Tisha B’Av, literally the ninth day of the Hebrew month of Av, is a day of mourning for the Jewish people. Several tragedies occurred on the ninth of the Hebrew month of Av, but the day was designated for mourning following the destruction of the holy Temples in Jerusalem.
The First Temple was destroyed on Tisha B’Av by the Babylonians in 3339, the Hebrew year since creation. The Second Temple was destroyed by the Romans in 3829.
Tisha B’Av marks the culmination of a three-week period of mourning, which began on the 17th of the Hebrew month of Tammuz, Shiva Asar B’Tammuz in Hebrew.
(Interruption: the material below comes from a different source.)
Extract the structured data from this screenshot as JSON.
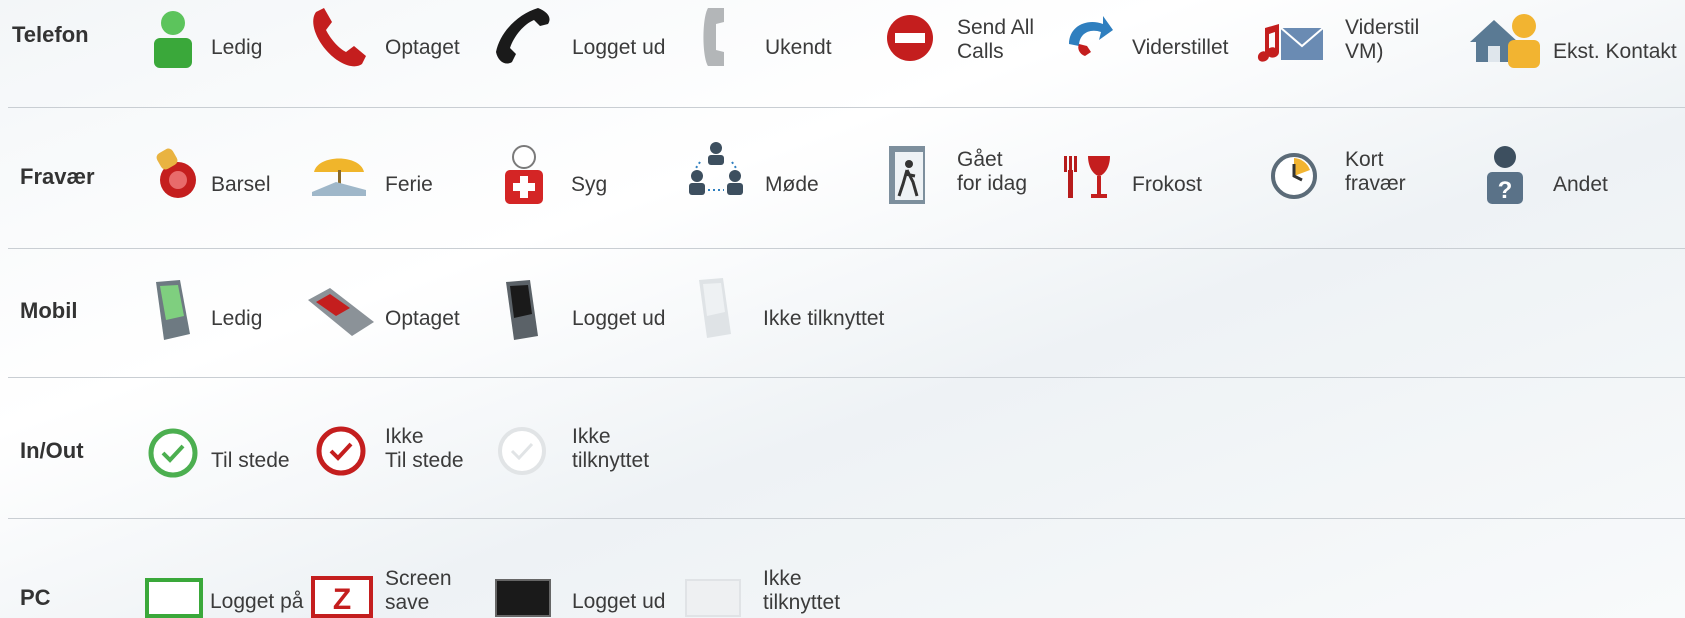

Shiva Asar B’ Tammuz, like Tisha B’Av, is a fast day (though we fast from sunset on the eighth to nightfall on Tisha B’Av and only from sunrise to nightfall on Shiva Asar B’ Tammuz).
We observe the three weeks by not participating in weddings and other joyous events, not cutting our hair or purchasing new clothes. Beginning nine days before Tisha B’Av, we refrain from eating meat and listening to music.
On Tisha B’Av, we are careful to fast, not to bathe or oil ourselves, not to wear leather shoes, study Torah –– which is joyful –– or engage in sexual relations or other pleasurable acts with our spouse.